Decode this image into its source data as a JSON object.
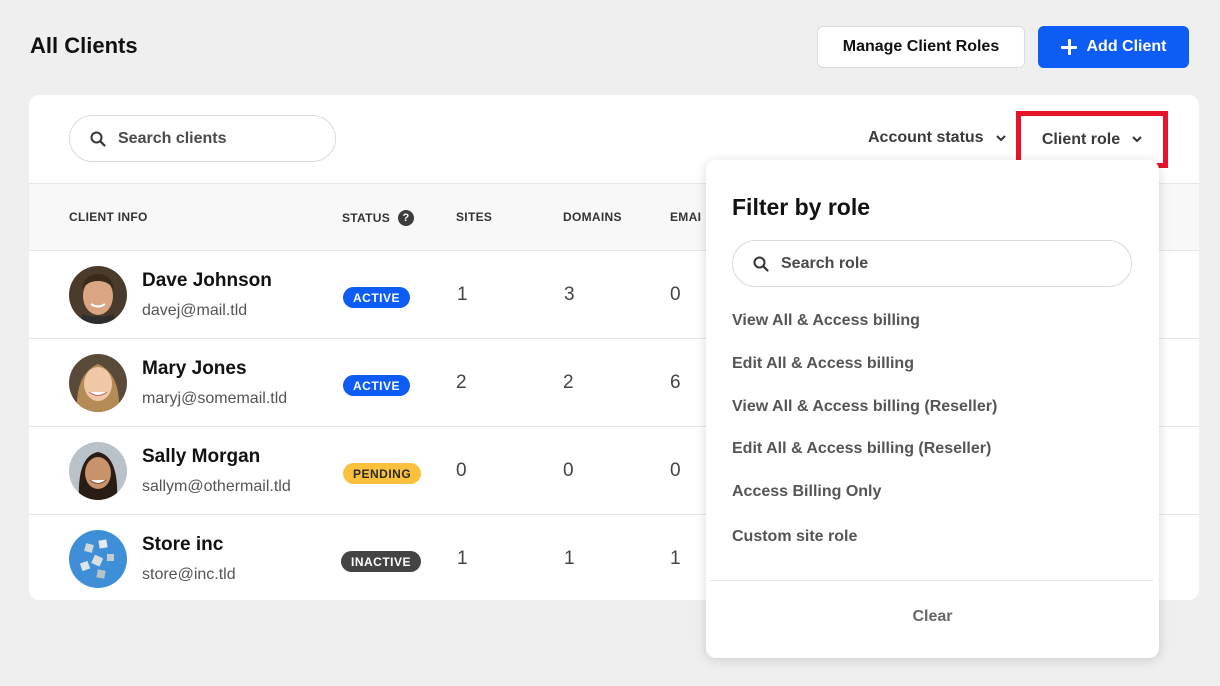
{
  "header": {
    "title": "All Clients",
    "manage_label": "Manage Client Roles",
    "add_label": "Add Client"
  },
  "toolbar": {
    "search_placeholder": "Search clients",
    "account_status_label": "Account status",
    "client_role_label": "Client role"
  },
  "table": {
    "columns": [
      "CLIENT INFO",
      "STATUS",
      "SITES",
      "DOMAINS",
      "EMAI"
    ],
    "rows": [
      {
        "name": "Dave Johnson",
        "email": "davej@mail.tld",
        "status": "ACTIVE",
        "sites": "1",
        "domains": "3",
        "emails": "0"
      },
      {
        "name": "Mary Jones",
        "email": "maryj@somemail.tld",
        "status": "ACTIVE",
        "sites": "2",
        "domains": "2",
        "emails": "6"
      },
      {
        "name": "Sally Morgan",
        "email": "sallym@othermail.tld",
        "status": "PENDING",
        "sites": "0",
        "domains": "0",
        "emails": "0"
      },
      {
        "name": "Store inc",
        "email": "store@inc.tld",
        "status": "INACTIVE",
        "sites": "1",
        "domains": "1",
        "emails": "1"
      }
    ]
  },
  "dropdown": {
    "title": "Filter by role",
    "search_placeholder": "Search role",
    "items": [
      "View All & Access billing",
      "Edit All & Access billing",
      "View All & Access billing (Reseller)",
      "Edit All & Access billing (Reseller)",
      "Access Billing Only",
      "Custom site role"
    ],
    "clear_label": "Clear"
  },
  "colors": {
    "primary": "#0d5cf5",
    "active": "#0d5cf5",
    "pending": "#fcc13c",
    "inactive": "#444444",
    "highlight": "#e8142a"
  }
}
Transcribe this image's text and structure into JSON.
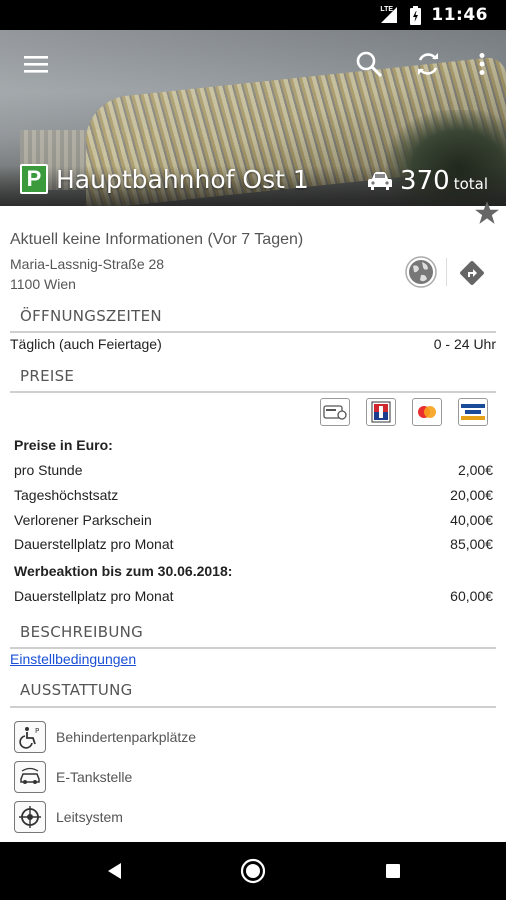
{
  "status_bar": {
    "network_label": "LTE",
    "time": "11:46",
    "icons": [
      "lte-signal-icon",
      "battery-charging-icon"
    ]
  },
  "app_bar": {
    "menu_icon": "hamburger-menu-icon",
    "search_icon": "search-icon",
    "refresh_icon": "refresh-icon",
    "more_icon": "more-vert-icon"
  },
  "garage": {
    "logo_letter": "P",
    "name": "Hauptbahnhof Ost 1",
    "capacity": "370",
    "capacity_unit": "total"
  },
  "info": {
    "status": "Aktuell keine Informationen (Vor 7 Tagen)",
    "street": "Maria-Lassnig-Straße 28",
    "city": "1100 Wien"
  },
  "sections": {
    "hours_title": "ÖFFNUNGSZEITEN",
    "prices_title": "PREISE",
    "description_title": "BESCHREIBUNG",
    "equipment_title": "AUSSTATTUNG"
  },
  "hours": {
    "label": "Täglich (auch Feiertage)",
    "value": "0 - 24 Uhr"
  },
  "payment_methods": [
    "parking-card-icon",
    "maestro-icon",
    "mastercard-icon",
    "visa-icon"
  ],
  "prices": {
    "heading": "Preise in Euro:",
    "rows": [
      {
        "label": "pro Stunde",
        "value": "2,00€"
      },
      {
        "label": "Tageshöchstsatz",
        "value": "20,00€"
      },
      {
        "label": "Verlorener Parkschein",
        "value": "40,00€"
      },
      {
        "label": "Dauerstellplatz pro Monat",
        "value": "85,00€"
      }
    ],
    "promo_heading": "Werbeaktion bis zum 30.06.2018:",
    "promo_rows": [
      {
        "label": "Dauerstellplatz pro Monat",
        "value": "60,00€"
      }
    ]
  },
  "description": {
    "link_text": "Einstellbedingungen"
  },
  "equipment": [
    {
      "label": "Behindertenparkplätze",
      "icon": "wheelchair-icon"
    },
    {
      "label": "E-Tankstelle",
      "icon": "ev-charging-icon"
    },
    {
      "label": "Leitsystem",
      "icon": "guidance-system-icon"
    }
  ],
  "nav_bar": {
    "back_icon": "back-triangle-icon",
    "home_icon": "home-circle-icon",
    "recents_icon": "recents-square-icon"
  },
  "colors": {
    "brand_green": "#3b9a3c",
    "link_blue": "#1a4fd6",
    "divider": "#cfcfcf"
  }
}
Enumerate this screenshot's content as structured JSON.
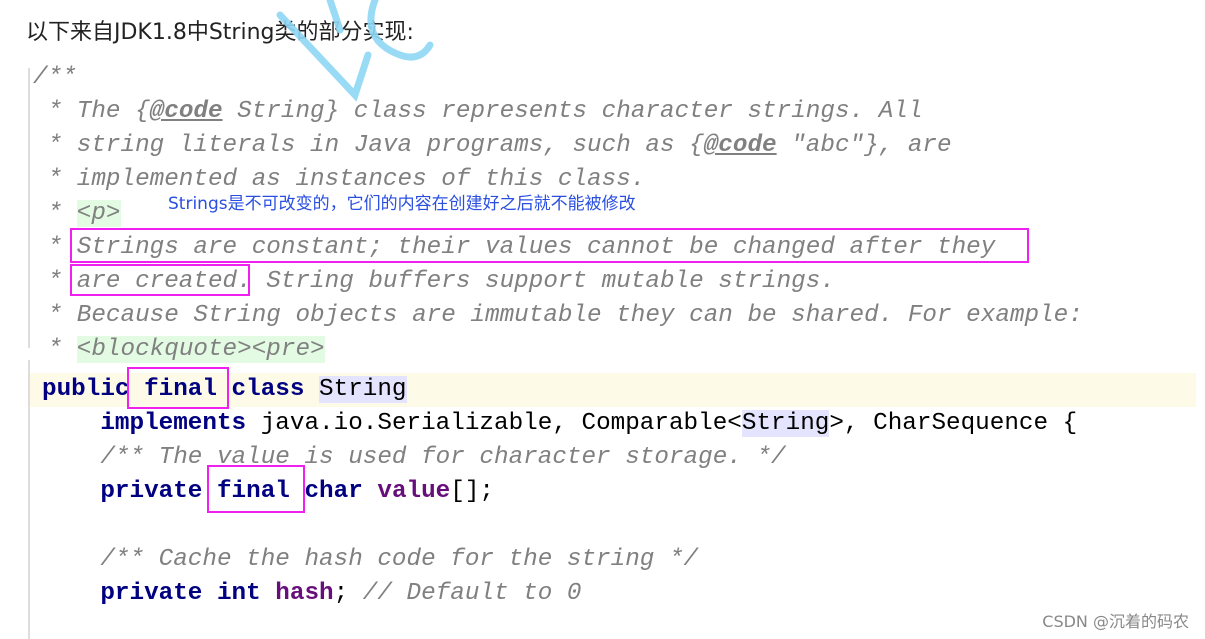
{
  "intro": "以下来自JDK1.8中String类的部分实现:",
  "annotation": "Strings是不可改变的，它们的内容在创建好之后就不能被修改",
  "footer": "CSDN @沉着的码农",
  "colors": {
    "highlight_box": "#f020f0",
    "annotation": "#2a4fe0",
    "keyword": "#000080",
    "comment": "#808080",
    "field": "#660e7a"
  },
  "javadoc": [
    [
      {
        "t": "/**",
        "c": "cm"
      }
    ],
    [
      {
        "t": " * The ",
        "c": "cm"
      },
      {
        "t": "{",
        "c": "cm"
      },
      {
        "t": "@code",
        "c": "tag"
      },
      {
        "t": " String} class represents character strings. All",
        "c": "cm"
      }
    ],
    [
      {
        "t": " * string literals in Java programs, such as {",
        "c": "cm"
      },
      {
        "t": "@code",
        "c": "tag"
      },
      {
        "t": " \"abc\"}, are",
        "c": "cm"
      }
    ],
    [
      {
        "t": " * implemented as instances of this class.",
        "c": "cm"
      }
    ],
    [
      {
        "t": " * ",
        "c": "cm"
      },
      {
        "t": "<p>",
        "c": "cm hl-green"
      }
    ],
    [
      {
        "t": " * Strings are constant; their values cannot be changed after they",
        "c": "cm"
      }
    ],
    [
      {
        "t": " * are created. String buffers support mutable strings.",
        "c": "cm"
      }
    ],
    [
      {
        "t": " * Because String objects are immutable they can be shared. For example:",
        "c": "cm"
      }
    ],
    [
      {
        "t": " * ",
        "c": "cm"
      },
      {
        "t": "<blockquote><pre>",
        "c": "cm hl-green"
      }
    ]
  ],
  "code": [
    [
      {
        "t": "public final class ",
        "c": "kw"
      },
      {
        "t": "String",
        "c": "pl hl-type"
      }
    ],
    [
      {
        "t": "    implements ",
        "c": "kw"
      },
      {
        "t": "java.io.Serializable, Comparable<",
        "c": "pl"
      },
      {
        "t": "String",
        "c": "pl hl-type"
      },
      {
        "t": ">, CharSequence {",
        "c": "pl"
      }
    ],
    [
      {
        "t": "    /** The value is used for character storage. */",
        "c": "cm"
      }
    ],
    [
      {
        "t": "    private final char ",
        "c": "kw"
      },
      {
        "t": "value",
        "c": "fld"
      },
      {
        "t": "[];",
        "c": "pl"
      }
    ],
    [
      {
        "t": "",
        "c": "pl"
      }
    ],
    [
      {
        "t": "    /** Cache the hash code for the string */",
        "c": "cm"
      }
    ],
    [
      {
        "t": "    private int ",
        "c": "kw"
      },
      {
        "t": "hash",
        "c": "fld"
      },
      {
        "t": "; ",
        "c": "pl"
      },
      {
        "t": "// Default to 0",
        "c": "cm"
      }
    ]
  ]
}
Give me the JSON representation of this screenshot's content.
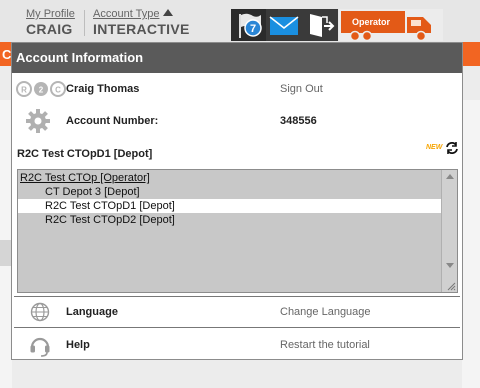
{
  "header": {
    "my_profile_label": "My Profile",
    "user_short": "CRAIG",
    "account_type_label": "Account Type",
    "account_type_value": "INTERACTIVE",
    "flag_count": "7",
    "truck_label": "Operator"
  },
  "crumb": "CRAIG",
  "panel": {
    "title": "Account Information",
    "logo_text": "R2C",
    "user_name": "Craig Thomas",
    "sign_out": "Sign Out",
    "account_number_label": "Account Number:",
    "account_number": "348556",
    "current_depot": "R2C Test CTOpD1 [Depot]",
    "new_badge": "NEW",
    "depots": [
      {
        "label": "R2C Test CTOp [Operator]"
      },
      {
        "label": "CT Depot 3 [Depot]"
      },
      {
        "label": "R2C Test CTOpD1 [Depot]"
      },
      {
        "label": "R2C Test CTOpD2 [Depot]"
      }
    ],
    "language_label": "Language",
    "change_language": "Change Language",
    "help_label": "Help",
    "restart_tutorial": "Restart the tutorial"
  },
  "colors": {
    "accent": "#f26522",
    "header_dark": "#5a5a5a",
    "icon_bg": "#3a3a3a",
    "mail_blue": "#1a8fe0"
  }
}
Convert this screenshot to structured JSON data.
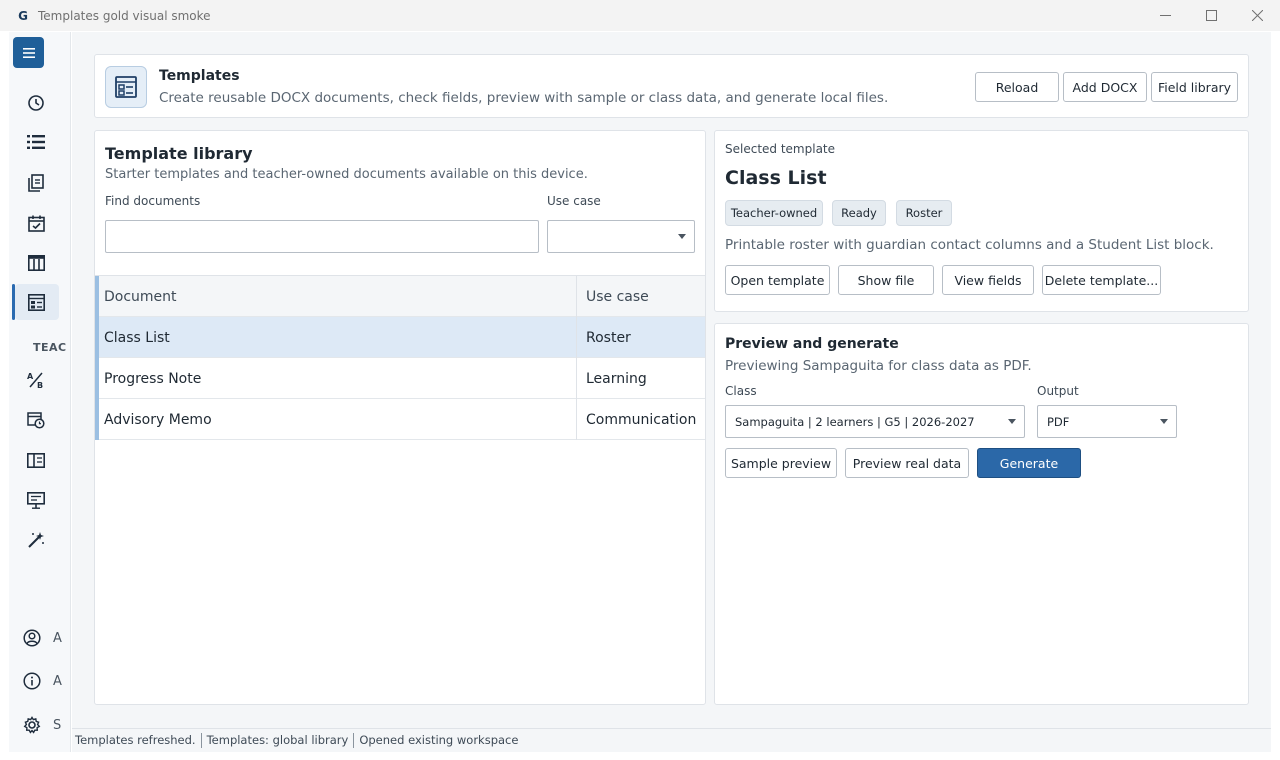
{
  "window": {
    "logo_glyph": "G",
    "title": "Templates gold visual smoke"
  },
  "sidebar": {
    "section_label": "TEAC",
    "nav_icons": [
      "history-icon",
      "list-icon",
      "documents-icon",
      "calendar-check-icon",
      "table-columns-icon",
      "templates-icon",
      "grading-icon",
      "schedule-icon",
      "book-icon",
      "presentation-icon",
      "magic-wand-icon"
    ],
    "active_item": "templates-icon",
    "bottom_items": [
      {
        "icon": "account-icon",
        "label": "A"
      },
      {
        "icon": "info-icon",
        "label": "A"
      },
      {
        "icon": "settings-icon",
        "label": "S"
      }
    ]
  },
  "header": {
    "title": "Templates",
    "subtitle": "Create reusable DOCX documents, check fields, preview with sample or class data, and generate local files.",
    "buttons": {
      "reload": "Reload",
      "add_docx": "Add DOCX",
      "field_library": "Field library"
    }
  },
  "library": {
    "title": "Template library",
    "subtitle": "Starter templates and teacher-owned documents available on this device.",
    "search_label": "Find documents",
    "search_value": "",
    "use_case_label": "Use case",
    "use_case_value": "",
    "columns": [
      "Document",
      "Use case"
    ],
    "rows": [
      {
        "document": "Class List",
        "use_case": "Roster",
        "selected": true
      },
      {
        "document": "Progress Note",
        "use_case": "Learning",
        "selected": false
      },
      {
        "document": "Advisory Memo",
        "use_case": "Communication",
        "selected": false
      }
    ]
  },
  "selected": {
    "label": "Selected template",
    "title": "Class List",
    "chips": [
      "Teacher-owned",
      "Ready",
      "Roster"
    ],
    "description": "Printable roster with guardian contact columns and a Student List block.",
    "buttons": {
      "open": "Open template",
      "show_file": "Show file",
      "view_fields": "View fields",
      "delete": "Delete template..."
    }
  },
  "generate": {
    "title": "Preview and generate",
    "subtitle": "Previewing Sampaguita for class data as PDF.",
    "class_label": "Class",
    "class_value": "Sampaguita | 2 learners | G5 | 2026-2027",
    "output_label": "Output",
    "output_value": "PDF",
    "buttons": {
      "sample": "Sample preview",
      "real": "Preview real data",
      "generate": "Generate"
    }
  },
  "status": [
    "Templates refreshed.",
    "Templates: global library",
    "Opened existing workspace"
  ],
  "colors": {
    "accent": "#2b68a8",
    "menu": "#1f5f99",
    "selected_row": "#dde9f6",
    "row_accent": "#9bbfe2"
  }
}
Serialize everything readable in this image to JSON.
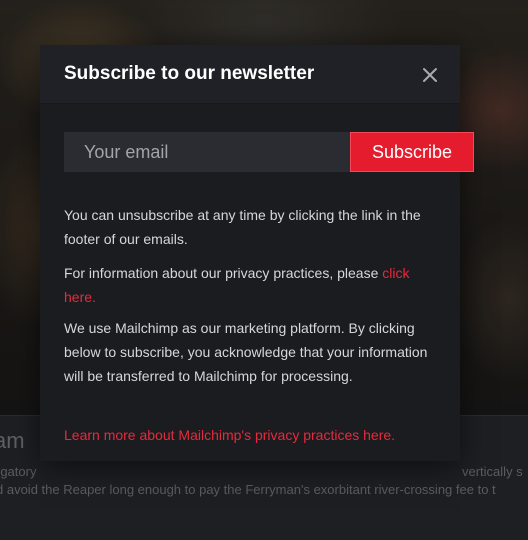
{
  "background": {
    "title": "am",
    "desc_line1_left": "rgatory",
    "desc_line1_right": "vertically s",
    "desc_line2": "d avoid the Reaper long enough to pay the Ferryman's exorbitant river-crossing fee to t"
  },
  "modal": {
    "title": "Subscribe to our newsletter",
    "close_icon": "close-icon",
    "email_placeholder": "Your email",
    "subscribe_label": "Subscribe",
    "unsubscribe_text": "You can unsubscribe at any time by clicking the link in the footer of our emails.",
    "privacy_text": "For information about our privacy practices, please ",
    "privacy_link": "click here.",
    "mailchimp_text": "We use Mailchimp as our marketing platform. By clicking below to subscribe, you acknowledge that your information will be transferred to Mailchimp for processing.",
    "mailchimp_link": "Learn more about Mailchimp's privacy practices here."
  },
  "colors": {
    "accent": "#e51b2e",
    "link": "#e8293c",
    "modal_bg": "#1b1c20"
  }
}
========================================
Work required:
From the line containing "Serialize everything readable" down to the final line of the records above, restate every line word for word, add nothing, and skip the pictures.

Task response:
Serialize everything readable in this image to JSON.
{
  "background": {
    "title": "am",
    "desc_line1_left": "rgatory",
    "desc_line1_right": "vertically s",
    "desc_line2": "d avoid the Reaper long enough to pay the Ferryman's exorbitant river-crossing fee to t"
  },
  "modal": {
    "title": "Subscribe to our newsletter",
    "close_icon": "close-icon",
    "email_placeholder": "Your email",
    "subscribe_label": "Subscribe",
    "unsubscribe_text": "You can unsubscribe at any time by clicking the link in the footer of our emails.",
    "privacy_text": "For information about our privacy practices, please ",
    "privacy_link": "click here.",
    "mailchimp_text": "We use Mailchimp as our marketing platform. By clicking below to subscribe, you acknowledge that your information will be transferred to Mailchimp for processing.",
    "mailchimp_link": "Learn more about Mailchimp's privacy practices here."
  },
  "colors": {
    "accent": "#e51b2e",
    "link": "#e8293c",
    "modal_bg": "#1b1c20"
  }
}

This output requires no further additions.